Fraud Q&A Series: Tackling SIM Swap Fraud with Prove
The latest guest in our fraud Q&A series exploring fraud trends in the financial services space is Mary Ann Miller, the Fraud & Cybercrime Executive Advisor and VP of Client Experience at Prove. Mary Ann is a well-respected expert in the fraud and identity space who has been quoted by BBC News, NPR, American Banker, USA Today, and others.
What fraud trend should we be paying more attention to and why?
SIM swapping continues to be a rapidly growing fraud vector, with the FBI reporting $68 million stolen via SIM swap fraud in 2021 alone and more than 1,611 consumer complaints. As two-factor authentication continues to be used for step-up authentication, bad actors exploit one-time passcodes to complete account takeover attacks. Furthermore, insider risk at telecommunications companies where employees working with bad actors has increased with large payouts to employees for a one-time SIM swap (some up to $3000 as noticed on Telegram chat channels).
How does SIM swapping work?
SIM swap fraud occurs when a bad actor social engineers the victim’s mobile carrier to port their phone number to the fraudster’s SIM number. Most of the time this is due to the customer service agent believing that they are speaking to a mobile customer. Once the fraudster has completed the SIM swap, they can log into a consumer’s bank account and intercept and respond to the SMS one-time password prompt. Once the bad actor has successfully conducted an account takeover, they can move money, link external accounts, order debit cards, apply for extended accounts, deposit a worthless check, and more.
How has this type of fraud evolved? What larger trends/factors make SIM swapping possible?
This fraud has evolved because of the ease of obtaining login credentials due to data breaches. Many organizations added two-factor authentication via SMS as a protection for this risk, but as we know, bad actors always look for ways around authentication due to the large paydays they can see with account takeover attacks. Another alarming trend further compounding the problem is insiders at the telecommunications companies being paid by bad actors to conduct SIM swaps. Social media posts on platforms like Telegram are used to recruit employees with large rewards promised for each SIM swap event.
How can SIM swapping be detected?

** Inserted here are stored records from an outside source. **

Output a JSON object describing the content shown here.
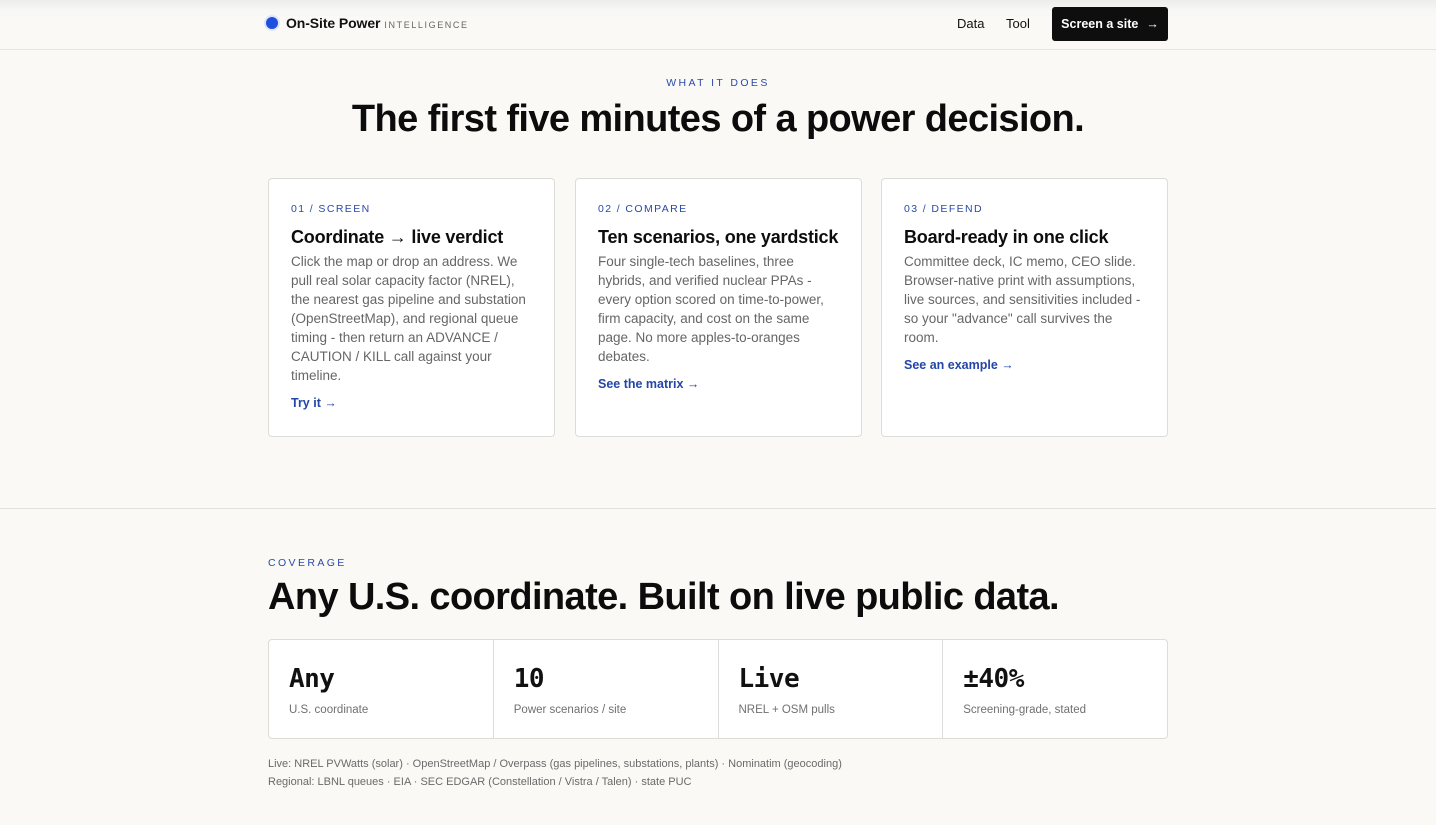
{
  "nav": {
    "brand_name": "On-Site Power",
    "brand_tag": "INTELLIGENCE",
    "links": [
      "Data",
      "Tool"
    ],
    "cta_label": "Screen a site",
    "cta_arrow": "→"
  },
  "what": {
    "eyebrow": "WHAT IT DOES",
    "heading": "The first five minutes of a power decision.",
    "cards": [
      {
        "step": "01 / SCREEN",
        "title": "Coordinate → live verdict",
        "body": "Click the map or drop an address. We pull real solar capacity factor (NREL), the nearest gas pipeline and substation (OpenStreetMap), and regional queue timing - then return an ADVANCE / CAUTION / KILL call against your timeline.",
        "link": "Try it →"
      },
      {
        "step": "02 / COMPARE",
        "title": "Ten scenarios, one yardstick",
        "body": "Four single-tech baselines, three hybrids, and verified nuclear PPAs - every option scored on time-to-power, firm capacity, and cost on the same page. No more apples-to-oranges debates.",
        "link": "See the matrix →"
      },
      {
        "step": "03 / DEFEND",
        "title": "Board-ready in one click",
        "body": "Committee deck, IC memo, CEO slide. Browser-native print with assumptions, live sources, and sensitivities included - so your \"advance\" call survives the room.",
        "link": "See an example →"
      }
    ]
  },
  "coverage": {
    "eyebrow": "COVERAGE",
    "heading": "Any U.S. coordinate. Built on live public data.",
    "stats": [
      {
        "value": "Any",
        "label": "U.S. coordinate"
      },
      {
        "value": "10",
        "label": "Power scenarios / site"
      },
      {
        "value": "Live",
        "label": "NREL + OSM pulls"
      },
      {
        "value": "±40%",
        "label": "Screening-grade, stated"
      }
    ],
    "sources_live": "Live: NREL PVWatts (solar) · OpenStreetMap / Overpass (gas pipelines, substations, plants) · Nominatim (geocoding)",
    "sources_regional": "Regional: LBNL queues · EIA · SEC EDGAR (Constellation / Vistra / Talen) · state PUC"
  },
  "colors": {
    "accent": "#2a4aa8",
    "brand_dot": "#1f4fe0",
    "cta_bg": "#0e0e0e",
    "page_bg": "#faf9f6"
  }
}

Industry best practice is to use a SIM swap detection technology like Prove in any process where a step-up authentication via SMS is required. This could be at the time of account opening, log in with a new device, password reset, adding a new payee in the banking app or payment initiation. If a suspected SIM swap is detected, the bank can decide not to complete the transaction until the customer is contacted and verified that they are not under a SIM swap attack.
What is the best safeguard against this type of fraud?

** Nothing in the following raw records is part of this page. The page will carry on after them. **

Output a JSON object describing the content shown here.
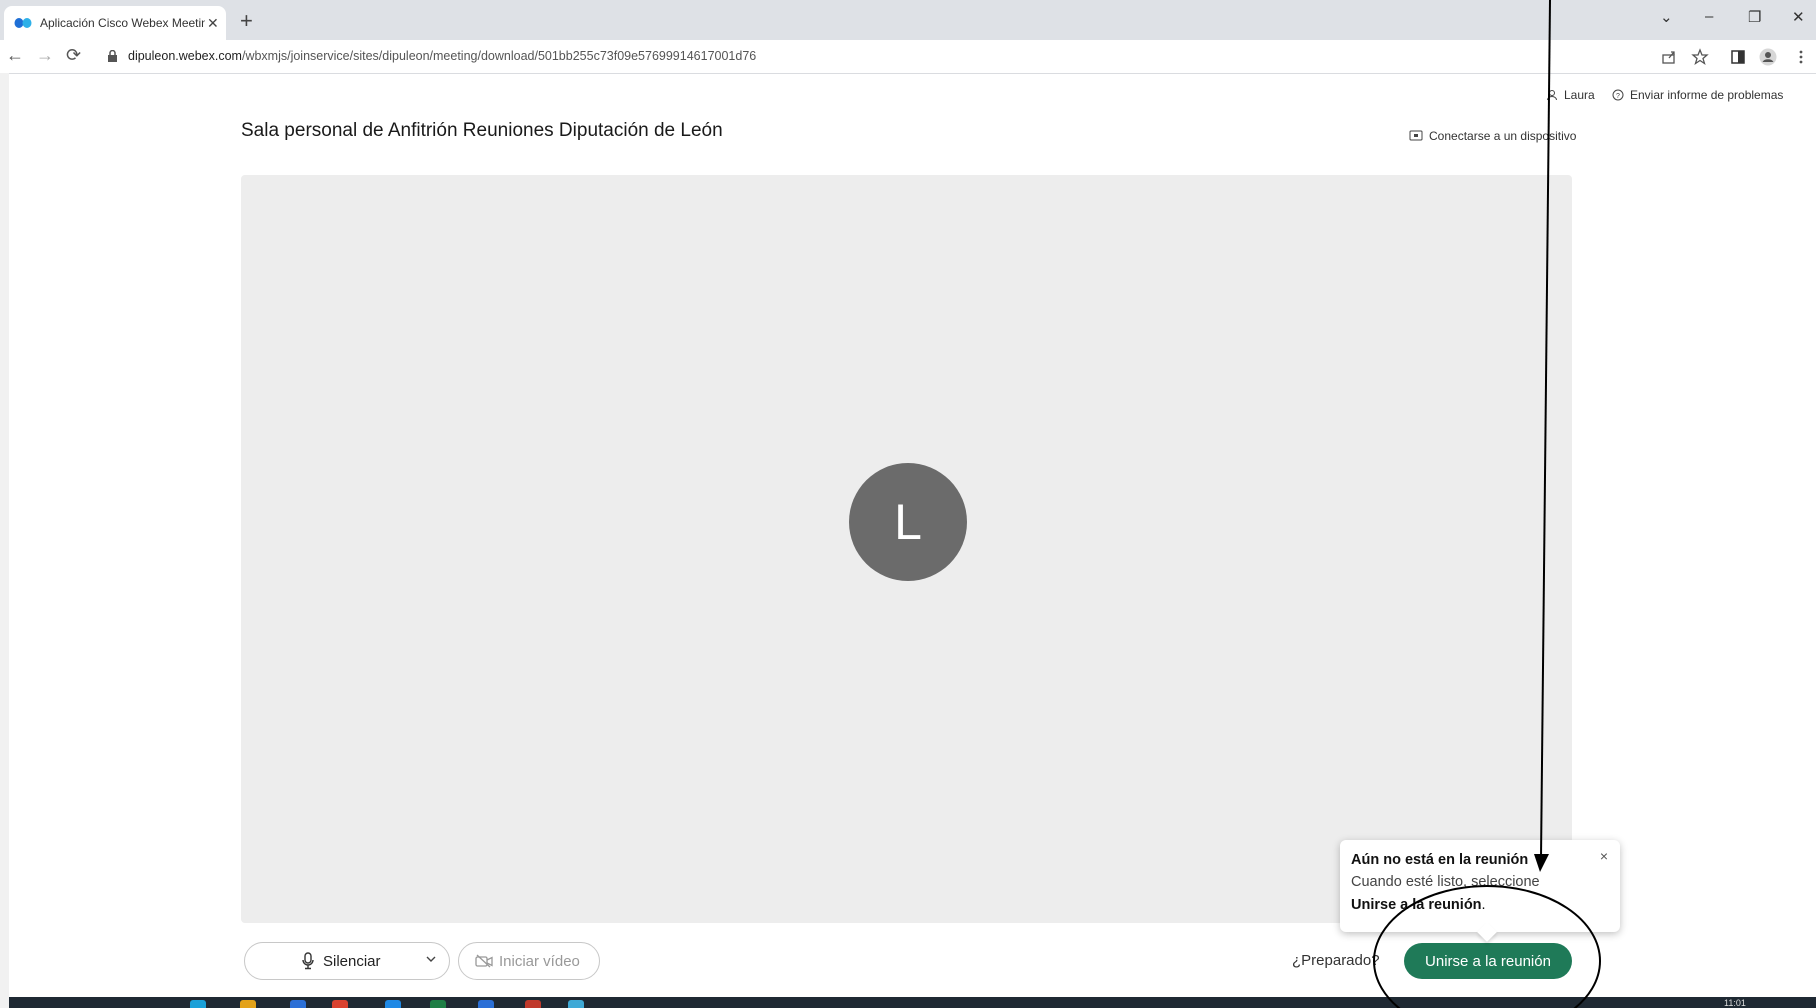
{
  "browser": {
    "tab_title": "Aplicación Cisco Webex Meeting",
    "tab_close": "✕",
    "new_tab": "+",
    "url_host": "dipuleon.webex.com",
    "url_path": "/wbxmjs/joinservice/sites/dipuleon/meeting/download/501bb255c73f09e57699914617001d76",
    "window_controls": {
      "dropdown": "⌄",
      "minimize": "–",
      "restore": "❐",
      "close": "✕"
    },
    "nav": {
      "back": "←",
      "forward": "→",
      "reload": "⟳"
    }
  },
  "header": {
    "user_name": "Laura",
    "report_link": "Enviar informe de problemas",
    "connect_device": "Conectarse a un dispositivo"
  },
  "meeting": {
    "room_title": "Sala personal de Anfitrión Reuniones Diputación de León",
    "avatar_initial": "L"
  },
  "controls": {
    "mute_label": "Silenciar",
    "video_label": "Iniciar vídeo",
    "ready_text": "¿Preparado?",
    "join_label": "Unirse a la reunión"
  },
  "tooltip": {
    "heading": "Aún no está en la reunión",
    "line1": "Cuando esté listo, seleccione",
    "line2_bold": "Unirse a la reunión",
    "line2_end": ".",
    "close": "×"
  },
  "taskbar": {
    "clock": "11:01"
  },
  "colors": {
    "join_button": "#1f7a58",
    "avatar": "#6b6b6b",
    "preview_bg": "#ededed"
  }
}
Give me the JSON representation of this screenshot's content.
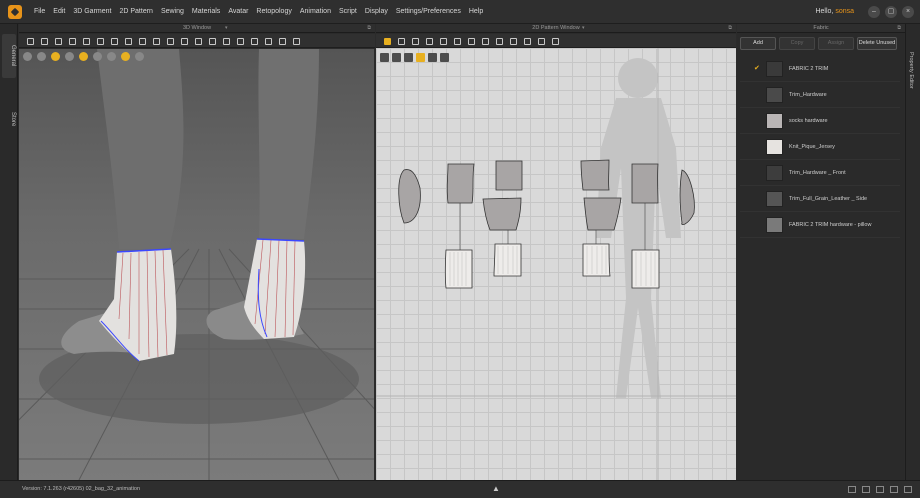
{
  "menubar": {
    "items": [
      "File",
      "Edit",
      "3D Garment",
      "2D Pattern",
      "Sewing",
      "Materials",
      "Avatar",
      "Retopology",
      "Animation",
      "Script",
      "Display",
      "Settings/Preferences",
      "Help"
    ],
    "greeting": "Hello,",
    "username": "sonsa"
  },
  "left_tabs": {
    "general": "General",
    "store": "Store"
  },
  "panels": {
    "view3d_title": "3D Window",
    "view2d_title": "2D Pattern Window",
    "fabric_title": "Fabric"
  },
  "fabric": {
    "buttons": {
      "add": "Add",
      "copy": "Copy",
      "assign": "Assign",
      "delete_unused": "Delete Unused"
    },
    "items": [
      {
        "name": "FABRIC 2 TRIM",
        "color": "#3a3a3a",
        "checked": true
      },
      {
        "name": "Trim_Hardware",
        "color": "#4a4a4a",
        "checked": false
      },
      {
        "name": "socks hardware",
        "color": "#b9b5b5",
        "checked": false
      },
      {
        "name": "Knit_Pique_Jersey",
        "color": "#e6e3e0",
        "checked": false
      },
      {
        "name": "Trim_Hardware _ Front",
        "color": "#3d3d3d",
        "checked": false
      },
      {
        "name": "Trim_Full_Grain_Leather _ Side",
        "color": "#555555",
        "checked": false
      },
      {
        "name": "FABRIC 2 TRIM hardware - pillow",
        "color": "#7a7a7a",
        "checked": false
      }
    ]
  },
  "right_tab": "Property Editor",
  "status": {
    "version": "Version:   7.1.263 (r42605)   02_bag_32_animation"
  },
  "colors": {
    "accent": "#e8941a",
    "stitch": "#3b47ff",
    "seam": "#b2343a"
  }
}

The best preventative measure organizations can take is to use real-time SIM swap detection such as a Trust Score or a trust indicator that can detect whether a SIM swap has taken place in real-time. A Trust Score analyzes behavior and phone intelligence signals to provide a measure of fraud risk and identity confidence of a potential transaction. Companies that leverage a Trust Score have insight into whether a recent SIM swap has occurred on the account and can then take prompt action off the back of the event, such as placing additional controls on the customer's account.
How can financial institutions battle fraud without sacrificing the client experience?
This is my favorite topic-- incorporating security and fraud controls as part of an overall product design is essential; that routine in engineering sprints today is not taken as seriously as it should. Too often, product capability is reduced or even turned off until fraud is addressed. On the other hand, if an organization’s fraud strategy is used as a business enabler and a customer experience enhancer, I have seen wonderful results. For example, real-time payments with higher upper limits provide a service to the customer in time of emergency or convenience to transfer funds to family or friends immediately.